◆ **Directions for this task**
Identify every line in the records below that contains the word "Изометрия", and copy each of those lines.

Content starts

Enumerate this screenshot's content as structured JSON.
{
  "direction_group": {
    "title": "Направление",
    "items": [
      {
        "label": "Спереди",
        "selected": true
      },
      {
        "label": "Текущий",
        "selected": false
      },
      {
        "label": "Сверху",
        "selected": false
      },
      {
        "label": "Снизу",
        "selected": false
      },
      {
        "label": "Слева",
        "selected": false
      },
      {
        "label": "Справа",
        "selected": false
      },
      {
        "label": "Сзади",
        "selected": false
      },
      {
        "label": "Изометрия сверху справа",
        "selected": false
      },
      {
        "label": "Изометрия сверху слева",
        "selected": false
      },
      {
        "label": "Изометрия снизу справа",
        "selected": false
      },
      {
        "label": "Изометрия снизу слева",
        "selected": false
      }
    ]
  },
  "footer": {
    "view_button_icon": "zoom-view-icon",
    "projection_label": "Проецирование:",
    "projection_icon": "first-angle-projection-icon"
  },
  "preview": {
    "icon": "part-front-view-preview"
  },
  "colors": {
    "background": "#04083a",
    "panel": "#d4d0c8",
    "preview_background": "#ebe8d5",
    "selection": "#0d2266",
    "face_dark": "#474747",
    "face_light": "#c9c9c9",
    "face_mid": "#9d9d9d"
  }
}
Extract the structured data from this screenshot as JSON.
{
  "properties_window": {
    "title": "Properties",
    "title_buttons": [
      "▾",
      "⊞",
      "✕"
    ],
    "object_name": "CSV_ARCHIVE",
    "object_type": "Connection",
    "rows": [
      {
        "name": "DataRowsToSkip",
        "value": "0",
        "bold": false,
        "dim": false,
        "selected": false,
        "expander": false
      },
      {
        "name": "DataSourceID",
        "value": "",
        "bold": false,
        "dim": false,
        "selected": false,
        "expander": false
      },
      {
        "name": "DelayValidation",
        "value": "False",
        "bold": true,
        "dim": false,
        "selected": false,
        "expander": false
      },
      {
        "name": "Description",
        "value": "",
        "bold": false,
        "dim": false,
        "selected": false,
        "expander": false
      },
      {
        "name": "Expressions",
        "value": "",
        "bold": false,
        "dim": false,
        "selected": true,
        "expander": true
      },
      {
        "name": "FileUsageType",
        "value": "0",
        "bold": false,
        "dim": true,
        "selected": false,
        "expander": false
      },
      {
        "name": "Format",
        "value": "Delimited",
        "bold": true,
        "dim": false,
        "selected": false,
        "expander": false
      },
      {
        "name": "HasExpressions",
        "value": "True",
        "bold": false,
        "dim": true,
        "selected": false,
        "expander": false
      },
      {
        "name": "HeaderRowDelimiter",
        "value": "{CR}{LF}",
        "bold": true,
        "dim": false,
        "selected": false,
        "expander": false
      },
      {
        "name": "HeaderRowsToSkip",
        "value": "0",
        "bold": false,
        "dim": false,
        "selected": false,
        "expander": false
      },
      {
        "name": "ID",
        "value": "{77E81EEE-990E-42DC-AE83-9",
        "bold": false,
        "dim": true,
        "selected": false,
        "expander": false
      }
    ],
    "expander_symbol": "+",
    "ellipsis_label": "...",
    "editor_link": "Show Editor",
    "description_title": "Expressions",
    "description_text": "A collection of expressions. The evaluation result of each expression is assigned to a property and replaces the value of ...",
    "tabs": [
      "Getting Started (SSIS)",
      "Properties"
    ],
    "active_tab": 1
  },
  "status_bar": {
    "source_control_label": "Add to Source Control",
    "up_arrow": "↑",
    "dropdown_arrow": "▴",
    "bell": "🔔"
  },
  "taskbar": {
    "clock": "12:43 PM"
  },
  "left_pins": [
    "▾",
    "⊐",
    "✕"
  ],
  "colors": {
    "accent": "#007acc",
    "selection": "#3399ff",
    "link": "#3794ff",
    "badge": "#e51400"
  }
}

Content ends

◆ **Written solution**
        "label": "Изометрия сверху справа",
        "label": "Изометрия сверху слева",
        "label": "Изометрия снизу справа",
        "label": "Изометрия снизу слева",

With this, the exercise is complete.